Repeat all of the records word for word, but skip any picture.

---

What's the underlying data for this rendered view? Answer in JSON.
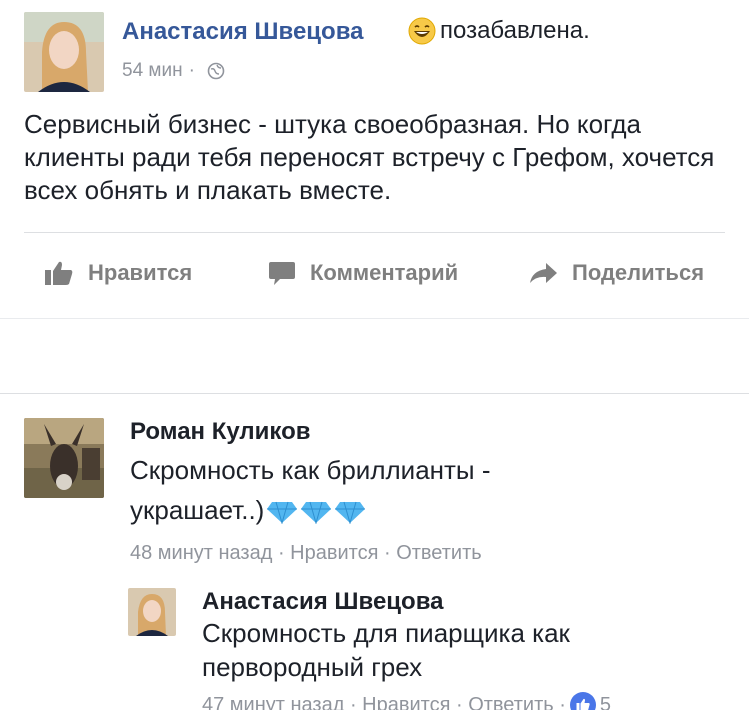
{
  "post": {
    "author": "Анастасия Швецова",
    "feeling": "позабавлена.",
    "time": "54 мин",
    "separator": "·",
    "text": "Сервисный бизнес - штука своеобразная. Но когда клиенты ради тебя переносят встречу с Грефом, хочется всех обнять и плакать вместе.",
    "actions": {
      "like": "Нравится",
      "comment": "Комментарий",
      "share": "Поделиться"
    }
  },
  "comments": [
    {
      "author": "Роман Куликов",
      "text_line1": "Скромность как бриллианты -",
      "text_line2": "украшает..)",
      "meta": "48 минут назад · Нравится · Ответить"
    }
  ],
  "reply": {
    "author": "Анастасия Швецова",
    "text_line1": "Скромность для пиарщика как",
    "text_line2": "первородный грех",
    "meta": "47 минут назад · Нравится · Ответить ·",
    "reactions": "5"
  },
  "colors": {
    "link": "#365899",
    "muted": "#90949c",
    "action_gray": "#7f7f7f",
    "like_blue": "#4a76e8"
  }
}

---

▶ **Answer section**:
What's the underlying data for this rendered view? Answer in JSON.
{
  "post": {
    "author": "Анастасия Швецова",
    "feeling": "позабавлена.",
    "time": "54 мин",
    "separator": "·",
    "text": "Сервисный бизнес - штука своеобразная. Но когда клиенты ради тебя переносят встречу с Грефом, хочется всех обнять и плакать вместе.",
    "actions": {
      "like": "Нравится",
      "comment": "Комментарий",
      "share": "Поделиться"
    }
  },
  "comments": [
    {
      "author": "Роман Куликов",
      "text_line1": "Скромность как бриллианты -",
      "text_line2": "украшает..)",
      "meta": "48 минут назад · Нравится · Ответить"
    }
  ],
  "reply": {
    "author": "Анастасия Швецова",
    "text_line1": "Скромность для пиарщика как",
    "text_line2": "первородный грех",
    "meta": "47 минут назад · Нравится · Ответить ·",
    "reactions": "5"
  },
  "colors": {
    "link": "#365899",
    "muted": "#90949c",
    "action_gray": "#7f7f7f",
    "like_blue": "#4a76e8"
  }
}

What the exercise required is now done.